[Exercise instructions]: Looking at the entries below, state how many lines contain the word "true". Give the number alone.
··· Data supplied
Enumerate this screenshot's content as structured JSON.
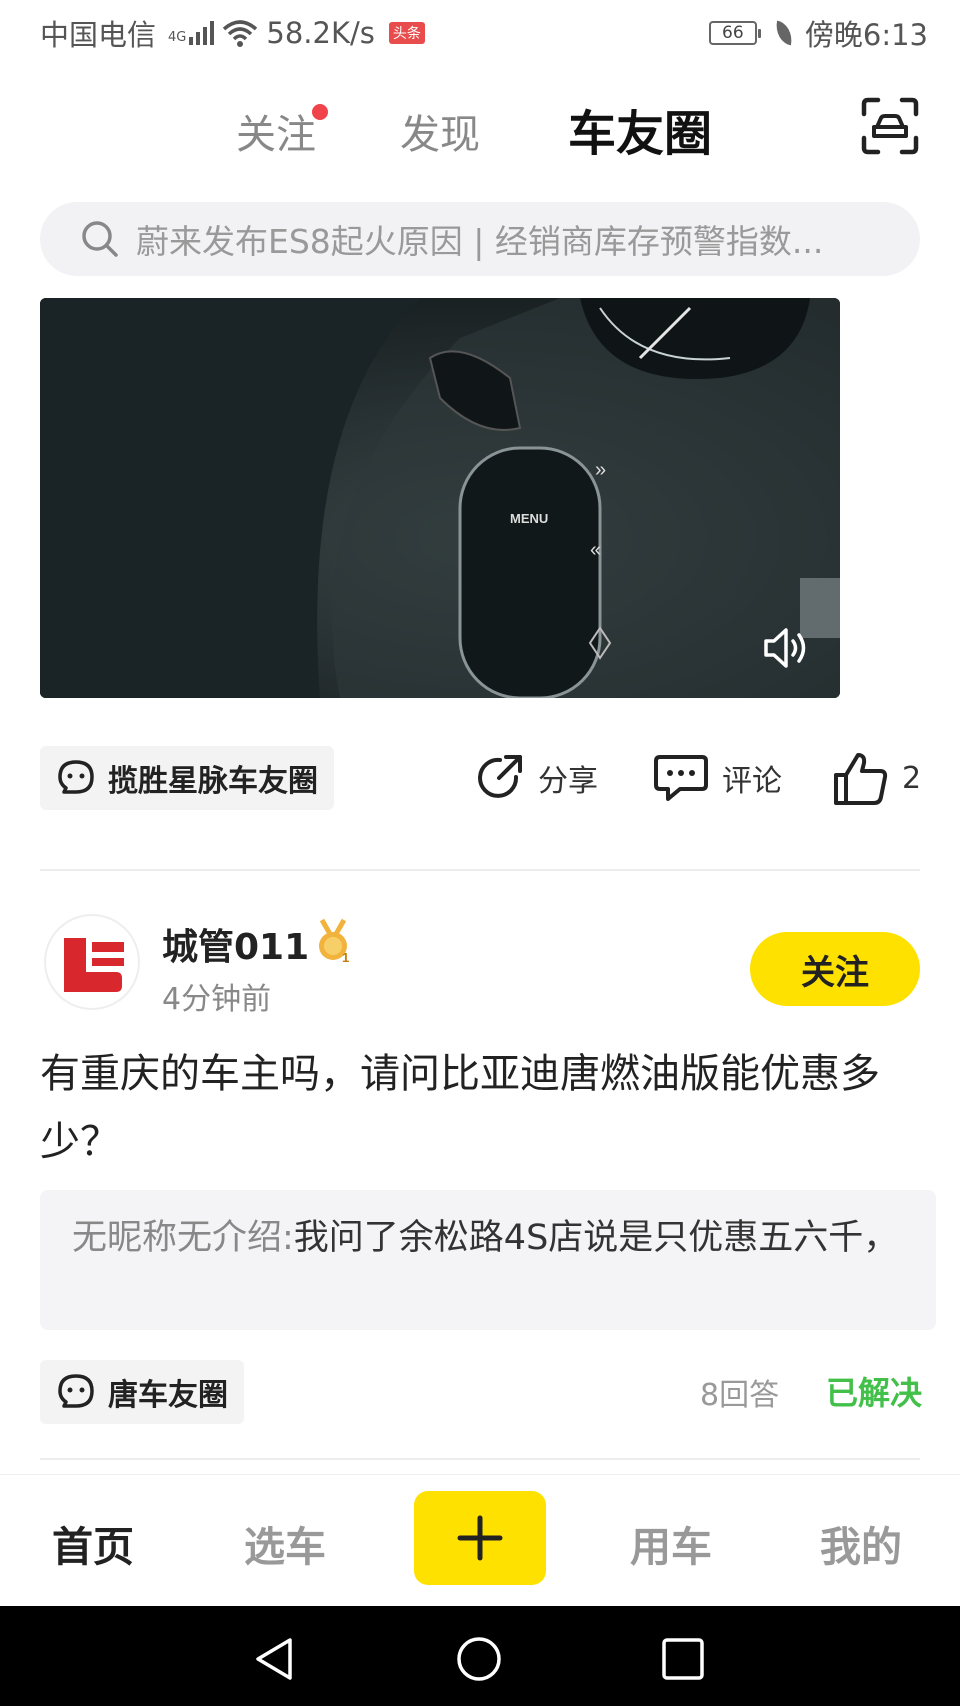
{
  "status_bar": {
    "carrier": "中国电信",
    "network_type": "4G",
    "speed": "58.2K/s",
    "news_badge": "头条",
    "battery": "66",
    "time": "傍晚6:13"
  },
  "top_nav": {
    "tabs": [
      {
        "label": "关注",
        "has_dot": true
      },
      {
        "label": "发现"
      },
      {
        "label": "车友圈",
        "active": true
      }
    ],
    "scan_icon": "car-scan-icon"
  },
  "search": {
    "placeholder": "蔚来发布ES8起火原因 | 经销商库存预警指数..."
  },
  "video_post": {
    "circle_tag": "揽胜星脉车友圈",
    "actions": {
      "share": "分享",
      "comment": "评论",
      "like_count": "2"
    }
  },
  "question_post": {
    "username": "城管011",
    "medal_level": "1",
    "time": "4分钟前",
    "follow_label": "关注",
    "title": "有重庆的车主吗，请问比亚迪唐燃油版能优惠多少？",
    "top_answer": {
      "author": "无昵称无介绍:",
      "text": "我问了余松路4S店说是只优惠五六千，"
    },
    "circle_tag": "唐车友圈",
    "answer_count": "8回答",
    "status": "已解决",
    "status_color": "#43c04a"
  },
  "bottom_tabs": [
    {
      "label": "首页",
      "active": true
    },
    {
      "label": "选车"
    },
    {
      "label": "+"
    },
    {
      "label": "用车"
    },
    {
      "label": "我的"
    }
  ],
  "colors": {
    "accent": "#ffe100",
    "red_dot": "#f0434a"
  }
}
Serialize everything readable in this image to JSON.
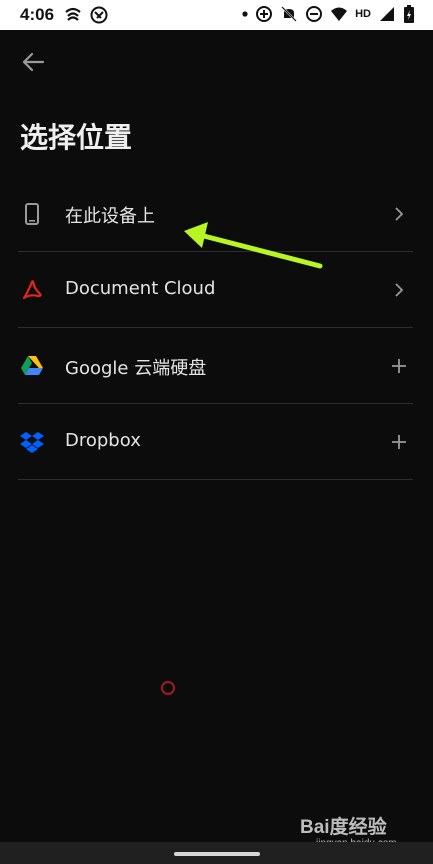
{
  "status_bar": {
    "time": "4:06",
    "network_label": "HD",
    "icons": [
      "signal-wave-icon",
      "at-sign-icon",
      "dot-icon",
      "data-saver-icon",
      "mute-icon",
      "do-not-disturb-icon",
      "wifi-icon",
      "cell-signal-icon",
      "battery-icon"
    ]
  },
  "header": {
    "back_icon": "arrow-left-icon",
    "title": "选择位置"
  },
  "locations": [
    {
      "label": "在此设备上",
      "icon": "phone-icon",
      "action": "chevron-right"
    },
    {
      "label": "Document Cloud",
      "icon": "adobe-acrobat-icon",
      "action": "chevron-right"
    },
    {
      "label": "Google 云端硬盘",
      "icon": "google-drive-icon",
      "action": "plus"
    },
    {
      "label": "Dropbox",
      "icon": "dropbox-icon",
      "action": "plus"
    }
  ],
  "annotation": {
    "arrow_color": "#b8f523",
    "touch_color": "#9a1e1e"
  },
  "watermark": {
    "main": "Bai度经验",
    "sub": "jingyan.baidu.com"
  },
  "colors": {
    "background": "#0c0c0c",
    "separator": "#2e2e2e",
    "text": "#e4e4e4",
    "acrobat_red": "#e1251b",
    "dropbox_blue": "#0061ff"
  }
}
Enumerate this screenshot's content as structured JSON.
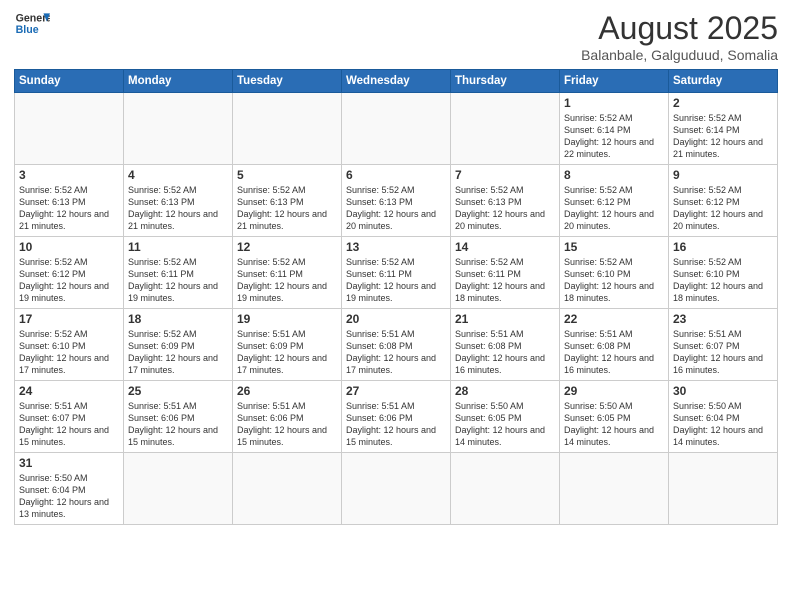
{
  "logo": {
    "text_general": "General",
    "text_blue": "Blue"
  },
  "header": {
    "month_year": "August 2025",
    "location": "Balanbale, Galguduud, Somalia"
  },
  "weekdays": [
    "Sunday",
    "Monday",
    "Tuesday",
    "Wednesday",
    "Thursday",
    "Friday",
    "Saturday"
  ],
  "weeks": [
    [
      {
        "day": "",
        "info": ""
      },
      {
        "day": "",
        "info": ""
      },
      {
        "day": "",
        "info": ""
      },
      {
        "day": "",
        "info": ""
      },
      {
        "day": "",
        "info": ""
      },
      {
        "day": "1",
        "info": "Sunrise: 5:52 AM\nSunset: 6:14 PM\nDaylight: 12 hours\nand 22 minutes."
      },
      {
        "day": "2",
        "info": "Sunrise: 5:52 AM\nSunset: 6:14 PM\nDaylight: 12 hours\nand 21 minutes."
      }
    ],
    [
      {
        "day": "3",
        "info": "Sunrise: 5:52 AM\nSunset: 6:13 PM\nDaylight: 12 hours\nand 21 minutes."
      },
      {
        "day": "4",
        "info": "Sunrise: 5:52 AM\nSunset: 6:13 PM\nDaylight: 12 hours\nand 21 minutes."
      },
      {
        "day": "5",
        "info": "Sunrise: 5:52 AM\nSunset: 6:13 PM\nDaylight: 12 hours\nand 21 minutes."
      },
      {
        "day": "6",
        "info": "Sunrise: 5:52 AM\nSunset: 6:13 PM\nDaylight: 12 hours\nand 20 minutes."
      },
      {
        "day": "7",
        "info": "Sunrise: 5:52 AM\nSunset: 6:13 PM\nDaylight: 12 hours\nand 20 minutes."
      },
      {
        "day": "8",
        "info": "Sunrise: 5:52 AM\nSunset: 6:12 PM\nDaylight: 12 hours\nand 20 minutes."
      },
      {
        "day": "9",
        "info": "Sunrise: 5:52 AM\nSunset: 6:12 PM\nDaylight: 12 hours\nand 20 minutes."
      }
    ],
    [
      {
        "day": "10",
        "info": "Sunrise: 5:52 AM\nSunset: 6:12 PM\nDaylight: 12 hours\nand 19 minutes."
      },
      {
        "day": "11",
        "info": "Sunrise: 5:52 AM\nSunset: 6:11 PM\nDaylight: 12 hours\nand 19 minutes."
      },
      {
        "day": "12",
        "info": "Sunrise: 5:52 AM\nSunset: 6:11 PM\nDaylight: 12 hours\nand 19 minutes."
      },
      {
        "day": "13",
        "info": "Sunrise: 5:52 AM\nSunset: 6:11 PM\nDaylight: 12 hours\nand 19 minutes."
      },
      {
        "day": "14",
        "info": "Sunrise: 5:52 AM\nSunset: 6:11 PM\nDaylight: 12 hours\nand 18 minutes."
      },
      {
        "day": "15",
        "info": "Sunrise: 5:52 AM\nSunset: 6:10 PM\nDaylight: 12 hours\nand 18 minutes."
      },
      {
        "day": "16",
        "info": "Sunrise: 5:52 AM\nSunset: 6:10 PM\nDaylight: 12 hours\nand 18 minutes."
      }
    ],
    [
      {
        "day": "17",
        "info": "Sunrise: 5:52 AM\nSunset: 6:10 PM\nDaylight: 12 hours\nand 17 minutes."
      },
      {
        "day": "18",
        "info": "Sunrise: 5:52 AM\nSunset: 6:09 PM\nDaylight: 12 hours\nand 17 minutes."
      },
      {
        "day": "19",
        "info": "Sunrise: 5:51 AM\nSunset: 6:09 PM\nDaylight: 12 hours\nand 17 minutes."
      },
      {
        "day": "20",
        "info": "Sunrise: 5:51 AM\nSunset: 6:08 PM\nDaylight: 12 hours\nand 17 minutes."
      },
      {
        "day": "21",
        "info": "Sunrise: 5:51 AM\nSunset: 6:08 PM\nDaylight: 12 hours\nand 16 minutes."
      },
      {
        "day": "22",
        "info": "Sunrise: 5:51 AM\nSunset: 6:08 PM\nDaylight: 12 hours\nand 16 minutes."
      },
      {
        "day": "23",
        "info": "Sunrise: 5:51 AM\nSunset: 6:07 PM\nDaylight: 12 hours\nand 16 minutes."
      }
    ],
    [
      {
        "day": "24",
        "info": "Sunrise: 5:51 AM\nSunset: 6:07 PM\nDaylight: 12 hours\nand 15 minutes."
      },
      {
        "day": "25",
        "info": "Sunrise: 5:51 AM\nSunset: 6:06 PM\nDaylight: 12 hours\nand 15 minutes."
      },
      {
        "day": "26",
        "info": "Sunrise: 5:51 AM\nSunset: 6:06 PM\nDaylight: 12 hours\nand 15 minutes."
      },
      {
        "day": "27",
        "info": "Sunrise: 5:51 AM\nSunset: 6:06 PM\nDaylight: 12 hours\nand 15 minutes."
      },
      {
        "day": "28",
        "info": "Sunrise: 5:50 AM\nSunset: 6:05 PM\nDaylight: 12 hours\nand 14 minutes."
      },
      {
        "day": "29",
        "info": "Sunrise: 5:50 AM\nSunset: 6:05 PM\nDaylight: 12 hours\nand 14 minutes."
      },
      {
        "day": "30",
        "info": "Sunrise: 5:50 AM\nSunset: 6:04 PM\nDaylight: 12 hours\nand 14 minutes."
      }
    ],
    [
      {
        "day": "31",
        "info": "Sunrise: 5:50 AM\nSunset: 6:04 PM\nDaylight: 12 hours\nand 13 minutes."
      },
      {
        "day": "",
        "info": ""
      },
      {
        "day": "",
        "info": ""
      },
      {
        "day": "",
        "info": ""
      },
      {
        "day": "",
        "info": ""
      },
      {
        "day": "",
        "info": ""
      },
      {
        "day": "",
        "info": ""
      }
    ]
  ]
}
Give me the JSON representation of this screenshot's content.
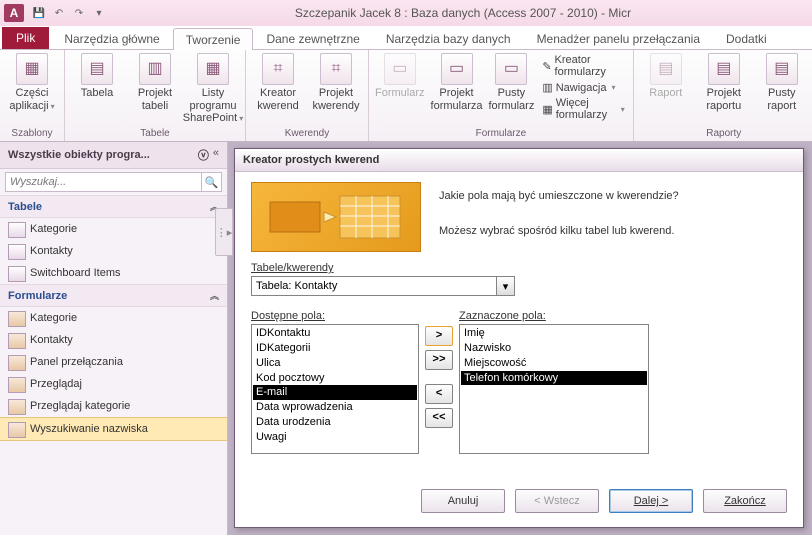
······
[Result]: 3